Managers need help to motivate poor performers

Managers need more help from their employers when motivating poor performing members of staff.

This is according to the new Global Strategic Rewards study by Watson Wyatt. It found that top performers are far more likely than poor performers to say their line manager is good at communicating organisational and performance management issues.

 Two thirds of underperformers said that their immediate manager does not adequately establish goals that are linked to business objectives, or provide satisfactory feedback on performance.

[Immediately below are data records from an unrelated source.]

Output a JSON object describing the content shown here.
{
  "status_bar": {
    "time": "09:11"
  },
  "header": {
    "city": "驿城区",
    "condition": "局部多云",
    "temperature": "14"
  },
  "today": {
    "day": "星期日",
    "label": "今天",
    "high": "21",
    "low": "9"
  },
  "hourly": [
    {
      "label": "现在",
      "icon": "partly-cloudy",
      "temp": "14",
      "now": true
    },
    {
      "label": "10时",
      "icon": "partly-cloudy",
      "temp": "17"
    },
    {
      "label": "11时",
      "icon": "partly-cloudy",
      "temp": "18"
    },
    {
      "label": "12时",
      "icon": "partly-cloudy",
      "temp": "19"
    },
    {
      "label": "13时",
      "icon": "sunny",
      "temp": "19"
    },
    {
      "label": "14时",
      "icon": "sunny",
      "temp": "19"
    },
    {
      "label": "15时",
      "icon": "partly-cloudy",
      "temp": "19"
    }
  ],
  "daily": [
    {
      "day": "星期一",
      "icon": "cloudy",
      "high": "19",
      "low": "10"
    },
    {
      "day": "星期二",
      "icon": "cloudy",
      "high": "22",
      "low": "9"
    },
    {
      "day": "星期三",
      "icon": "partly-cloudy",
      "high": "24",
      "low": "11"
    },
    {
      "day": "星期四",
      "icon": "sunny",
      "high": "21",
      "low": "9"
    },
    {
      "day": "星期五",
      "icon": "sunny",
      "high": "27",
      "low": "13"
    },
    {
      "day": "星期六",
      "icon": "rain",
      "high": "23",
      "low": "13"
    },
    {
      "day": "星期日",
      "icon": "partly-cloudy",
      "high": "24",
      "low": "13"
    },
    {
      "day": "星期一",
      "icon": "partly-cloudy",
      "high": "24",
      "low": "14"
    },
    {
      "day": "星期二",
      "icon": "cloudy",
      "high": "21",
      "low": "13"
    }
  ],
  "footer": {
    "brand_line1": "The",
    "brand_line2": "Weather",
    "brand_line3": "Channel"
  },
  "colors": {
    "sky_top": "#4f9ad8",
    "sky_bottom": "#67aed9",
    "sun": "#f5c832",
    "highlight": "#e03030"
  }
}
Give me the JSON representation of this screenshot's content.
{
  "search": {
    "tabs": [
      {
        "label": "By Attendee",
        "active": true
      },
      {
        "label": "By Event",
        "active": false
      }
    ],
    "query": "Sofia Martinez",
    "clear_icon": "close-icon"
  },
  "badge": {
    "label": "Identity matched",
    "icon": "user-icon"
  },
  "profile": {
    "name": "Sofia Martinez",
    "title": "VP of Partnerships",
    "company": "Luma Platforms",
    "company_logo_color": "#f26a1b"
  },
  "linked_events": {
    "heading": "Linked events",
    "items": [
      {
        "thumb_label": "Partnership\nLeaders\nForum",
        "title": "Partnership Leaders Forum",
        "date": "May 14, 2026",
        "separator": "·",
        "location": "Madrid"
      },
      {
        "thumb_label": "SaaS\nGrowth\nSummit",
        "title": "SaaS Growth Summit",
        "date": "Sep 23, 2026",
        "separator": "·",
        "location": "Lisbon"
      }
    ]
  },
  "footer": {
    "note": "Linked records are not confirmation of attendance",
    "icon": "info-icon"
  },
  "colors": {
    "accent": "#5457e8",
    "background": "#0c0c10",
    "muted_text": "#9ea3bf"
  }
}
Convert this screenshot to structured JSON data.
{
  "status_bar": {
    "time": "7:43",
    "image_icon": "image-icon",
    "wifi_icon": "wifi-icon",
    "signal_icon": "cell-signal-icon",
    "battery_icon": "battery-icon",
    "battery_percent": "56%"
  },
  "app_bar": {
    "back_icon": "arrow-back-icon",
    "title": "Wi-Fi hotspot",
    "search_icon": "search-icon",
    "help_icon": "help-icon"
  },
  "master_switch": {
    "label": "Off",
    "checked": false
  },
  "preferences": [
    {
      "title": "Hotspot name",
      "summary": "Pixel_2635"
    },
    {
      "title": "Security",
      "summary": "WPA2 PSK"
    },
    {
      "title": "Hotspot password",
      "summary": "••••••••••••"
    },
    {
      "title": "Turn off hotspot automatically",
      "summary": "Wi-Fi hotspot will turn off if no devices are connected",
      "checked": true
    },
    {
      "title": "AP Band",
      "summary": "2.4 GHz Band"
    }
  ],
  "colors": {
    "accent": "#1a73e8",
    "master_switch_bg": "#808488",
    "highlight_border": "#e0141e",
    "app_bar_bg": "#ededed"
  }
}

"Managers find it easy to manage top-performing employees but are not so adept when it comes to improving poorer performers," said Carole Hathaway, a senior consultant at Watson Wyatt. "Some of the greatest opportunities for improved organisational performance lie in helping managers raise the bar for moderate and poorer performers, but it appears that few employers are doing this."